In physics there are some well-known fictional characters: the experimenters Alice & Bob, Maxwell’s and Laplace’s demons, or some astronauts travelling at incredible speeds, to name a few. But the queen of them all is a cat. Yes, you guess right, that is Schrödinger’s cat.

This cat first appeared in a thought experiment designed by Erwin Schrödinger in 1935 with the aim of proving quantum mechanics absurd. The experiment illustrates the paradox regarding the probability of finding, say, a subatomic particle at a specific point of space. According to Niels Bohr’s interpretation of quantum mechanics, the position of such a particle remains indeterminate until it has been observed. Schrödinger postulated a sealed vessel containing a live cat and a device triggered by a quantum event, such as the radioactive decay of a nucleus. If the quantum event occurs, cyanide is released and the cat dies; if the event does not occur the cat lives. Schrödinger argued that Bohr’s interpretation of events in quantum mechanics means that the cat could only be said to be alive or dead when the vessel has been opened and the situation inside it had been observed. Schrödinger’s point was to connect up the oddness of the micro-level to macro-level events.

But, is it really a paradox? Let’s assume that what counts as a quantum entity is any object of any size, like a cat. Then any object could be in a superposition of states, as Schrödinger says and finds absurd. And that would be correct, unless we take a broad view of what counts as a measurement. So, although almost any object can in principle exist in a superposition of states, measurements generally suffice to collapse such superpositions well before we or any other creatures could experience them. Thus, the photon detector used to measure the radioactive decay, the cat herself and so on count as quantum entities that could in principle exist in a superposition of states. However the photon detector suffices to collapse the wave function well before a superposition of cat-alive / cat-dead states could occur. This is what is called decoherence.

In general, decoherence is any process in which a quantum mechanical state of a system is altered by the interaction between the system and its environment. It follows that decoherence must be a ubiquitous phenomenon in nature, responsible for the emergence of classical behaviour from the quantum substrate.
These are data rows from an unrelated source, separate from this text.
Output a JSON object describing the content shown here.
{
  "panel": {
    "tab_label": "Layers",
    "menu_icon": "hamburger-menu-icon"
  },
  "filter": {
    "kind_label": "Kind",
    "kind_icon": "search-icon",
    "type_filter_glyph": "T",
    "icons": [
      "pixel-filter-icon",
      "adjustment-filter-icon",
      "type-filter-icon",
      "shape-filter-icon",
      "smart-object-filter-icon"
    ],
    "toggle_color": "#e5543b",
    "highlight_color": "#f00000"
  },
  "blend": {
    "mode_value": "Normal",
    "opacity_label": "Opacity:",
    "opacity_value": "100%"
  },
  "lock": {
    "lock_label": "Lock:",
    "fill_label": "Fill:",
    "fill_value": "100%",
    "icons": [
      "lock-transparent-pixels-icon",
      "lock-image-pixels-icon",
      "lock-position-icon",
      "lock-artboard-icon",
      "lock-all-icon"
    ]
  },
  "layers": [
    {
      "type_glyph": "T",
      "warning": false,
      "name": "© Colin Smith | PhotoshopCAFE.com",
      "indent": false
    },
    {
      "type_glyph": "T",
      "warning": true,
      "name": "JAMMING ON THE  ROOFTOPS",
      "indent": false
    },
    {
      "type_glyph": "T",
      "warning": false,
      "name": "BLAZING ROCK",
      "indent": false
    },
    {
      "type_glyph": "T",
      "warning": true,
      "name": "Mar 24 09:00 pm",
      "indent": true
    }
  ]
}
Thanks to decoherence Schrödinger’s cat is a paradox no more.

But the implications of the concept of decoherence are much deeper. For example, decoherence is most commonly attributed to the interaction between the system and something *external* to the quantum system, its *surrounding* environment. However, it can also arise from something *internal*, like the presence of random fluctuations in the system evolution. These can have an *intrinsic *quantum origin, as in the case of continuously monitored systems, or be associated with classical sources of noise.

Noise. If we follow the logic, we will find that the dynamics in each case becomes stochastic, and upon averaging over realizations of the noise processes, decoherence manifests itself in an ensemble perspective, the same concept of ensemble proposed by Josiah Willard Gibbs to talk about the statistical mechanics of thermodynamic systems. Hence, in general, decoherence increases with the system size. This means a real challenge the realizations of quantum information and simulation tasks with complex quantum systems involving a large number of particles and degrees of freedom .

What if the quantum system is so complex that it is chaotic? In this cases decoherence can be expected to be singular due to the enhanced sensitivity to initial conditions.

Understanding the interplay between quantum chaos and decoherence is a long-standing problem. Earlier studies of this subject are mainly focused on the effect of dissipation and decoherence on level statistics, and how to incorporate such effects into the study of quantum systems that are chaotic in the classical limit. Now, a team of researchers, including Ikerbasque Research Professor Adolfo del Campo and Research Fellow Aurélia Chenu (DIPC), poses ^{1} the question as to what is the ultimate limit to the rate of decoherence of complex quantum systems. This issue is not only of relevance to fundamental and applied aspects of quantum science and technology, but has implications that extend to other fields, including black-hole physics.

In order to find an answer, the researchers introduce a decoherence rate that applies to arbitrary random processes in which the rate of change of a time-dependent quantity depends on the instantaneous value of the quantity but not on its previous history, the so-called Markoffian processes.

Chaotic quantum systems can be described using random matrix theory, originally introduced by Eugene Wigner to deal with the statistics of the spectra of heavy atomic nuclei. Using this theory and the decoherence rate, the researchers show that the dynamics of fluctuating chaotic quantum systems is extreme, in that its rate scales exponentially with the number of particles* n*. Such scaling has no match in non-chaotic physical systems, where the decoherence rate scales polynomially with *n*.

These findings suggest that chaotic quantum systems provide an ideal test bed to explore deviations from quantum mechanics, such as those predicted by spontaneous wave function collapse models.

*Author: César Tomé López is a science writer and the editor of Mapping Ignorance*

## References

- Zhenyu Xu, Luis Pedro García-Pintos, Aurélia Chenu, and Adolfo del Campo (2019) Extreme Decoherence and Quantum Chaos
*Physical Review Letters*doi: 10.1103/PhysRevLett.122.014103 ↩